Workers in many essential occupations are particularly vulnerable to severe illness from COVID-19, according to a new study published today by the Economic and Social Research Institute (ESRI).

This study identified those occupations in Ireland that have highest vulnerability to more severe illness from COVID-19 due to workers’ underlying characteristics. Using data from the Healthy Ireland Survey and Labour Force Survey, the study compares workers across three risk dimensions: COVID-19-vulnerable chronic illness rates (e.g. chronic heart disease, chronic respiratory disease, diabetes), older age, and living in a deprived area. These three factors have been linked to worse health outcomes including more severe illness, hospitalisation, and mortality from COVID-19.

Dr Brendan Walsh, a Research Officer at the ESRI and an author of the report said:

“Our study identifies workers who may have worse outcomes if they contract COVID-19, due to underlying health conditions, older age, and living in a deprived area. We find frontline occupations such as road transport drivers and care workers are particularly vulnerable, as are security guards, agricultural workers, process plant operators and those working in housekeeping and related services.”

Key findings from the study include:

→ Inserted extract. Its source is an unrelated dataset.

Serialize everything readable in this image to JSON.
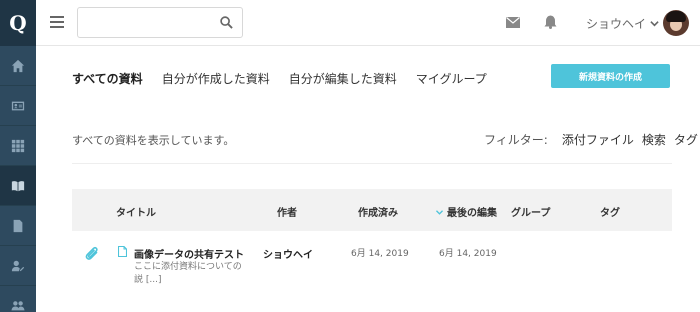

  • Over 15 per cent of workers have a COVID-19-vulnerable chronic illness. The highest rates of chronic illness are among housekeeping and related services (34 per cent), road transport drivers (26%), and caring professions (e.g. care workers) (22 per cent).
  • Agricultural workers (e.g. farmers), housekeeping and related services, and road transport drivers contain the largest share of workers aged 50 and older (63 per cent, 53 per cent, and 47 per cent respectively).
  • Many essential workers in elementary occupations such as elementary cleaning (39 per cent), security (30 per cent) and process plant workers (25 per cent) are more likely to live in deprived areas. Care workers, housekeeping and related services, and road transport drivers also disproportionately live in areas of high deprivation.
  • The state in conjunction with private sector industry should focus on designing and implementing innovative strategies to protect workers in occupations at highest risk of contracting COVID-19, and those occupations with workers most vulnerable to severe illness.